Manisha points out the front of another mansion--a panel beneath the roof holds symbols of a cultural unity; the face of Surya and the crescent of Islam. And finally, the gates of Chowmahalla, the complex of four palaces that housed the Hyderabadi royalty. The Chowmahalla has been written about extensively in recent times, interest in its treasures renewed when Princess Esra, wife of the older grandson of the seventh and last Nizam, decided to throw open its gates to the public and restore its interiors. Restoration is a work in progress, and every visit reveals a new facet of a culture overtaken by time. The Heritage Walk ends with breakfast in one of the shaded courtyards of the palace, and Manisha leaves us with some final stories of the old city, and a desire to see more, learn more.
So we decided not to stop there, and continue, a few days later, with a visit to the Paigah Tombs, another forgotten landmark on the map of the old city. But that's another story.
Sunday, March 28, 2010
Sitting in the classroom, the fan whirrs above my head, casting a rapidly rippling shadow over the lined book-page (does a moving object "cast" a shadow?), making my words seem like they are emerging from under the waters of a flowing river. How is the act of writing, this movement of thought from mind to page, a political act? What is the exercise and expression of power that it implies? Is the political resident inherently in the symbols we create, consciously and otherwise (for one might argue that there can be no true unconscious, everything one does is the sum of deliberations over time)? The fact that I use one turn of phrase rather than another--is that political? Is it that I carry ten pens, none of them costing more than twenty rupees, to ensure that my words do not run into an inkless vacuum? Is it that I write--and mostly think--in English? Is it that I sit here, at the head of this cloth-covered table, striking the pose of writing teacher, with the power to tell my students to bend over their books and apply themselves to a task of my choosing? Does the labeling of these acts and their attendant intentions trivialise what most of us understand as politics? Is the political in fact restricted to the popular understanding of the term "politics"? Or does the fact of being a human being occupying--naturally and otherwise--certain positions in relation to others (always, in relation to others), constitute an essential politic-ality? And here my pen pauses.

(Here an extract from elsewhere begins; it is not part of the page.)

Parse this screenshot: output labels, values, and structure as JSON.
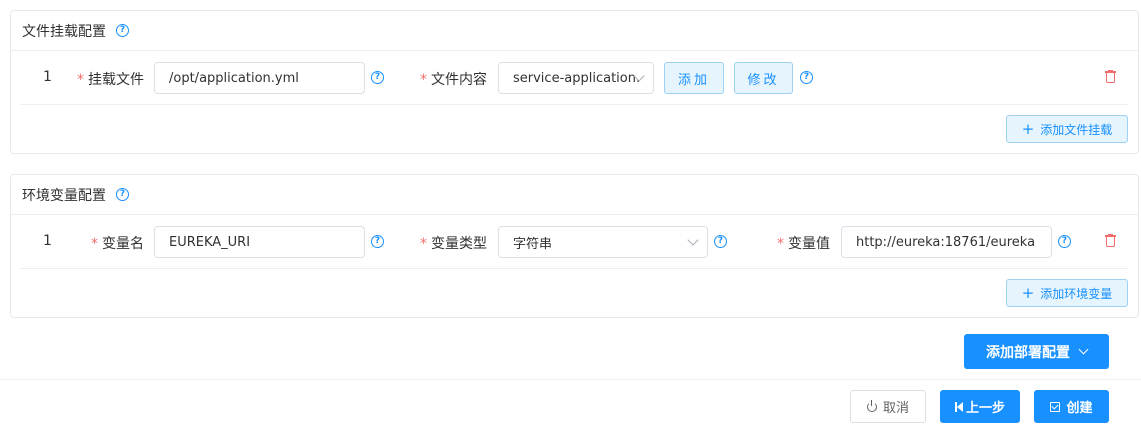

Because what that implies is that every act, every thought, whether in performance or interpretation, must be framed, unframed, reframed, as political.

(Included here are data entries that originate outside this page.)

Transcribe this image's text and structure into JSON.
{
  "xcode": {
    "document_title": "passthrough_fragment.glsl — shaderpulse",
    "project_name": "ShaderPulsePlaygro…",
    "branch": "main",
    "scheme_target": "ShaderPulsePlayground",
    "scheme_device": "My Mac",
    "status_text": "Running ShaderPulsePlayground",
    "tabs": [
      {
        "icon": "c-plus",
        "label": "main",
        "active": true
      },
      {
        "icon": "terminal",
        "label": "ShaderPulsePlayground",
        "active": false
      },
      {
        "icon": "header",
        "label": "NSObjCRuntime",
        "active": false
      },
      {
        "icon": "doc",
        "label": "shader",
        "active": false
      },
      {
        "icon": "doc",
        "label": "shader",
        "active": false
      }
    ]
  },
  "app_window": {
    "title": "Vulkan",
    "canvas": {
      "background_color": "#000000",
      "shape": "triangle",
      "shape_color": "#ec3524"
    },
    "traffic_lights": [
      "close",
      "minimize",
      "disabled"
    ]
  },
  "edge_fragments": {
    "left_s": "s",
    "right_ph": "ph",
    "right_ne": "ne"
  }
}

And that's what this space is about. About looking at our lives--one's life--with a microscopic intensity, bringing to bear on it all the harshness of ethical illumination, so that it is rendered clear, its antecedents and possible consequences made visible.
So that we can then take each step that we do take (and reflect on those we do not take) with full awareness and responsibility.
One might then say that such intense reflectivity/reflexivity robs life of spontaneity. On one level, perhaps this is true. But on another, it calls for an internalisation of the process of reflection in a way that makes all thought, all action, ethical, or sensitive to consequence.
And maybe that is one way in which we can hope to live the good life.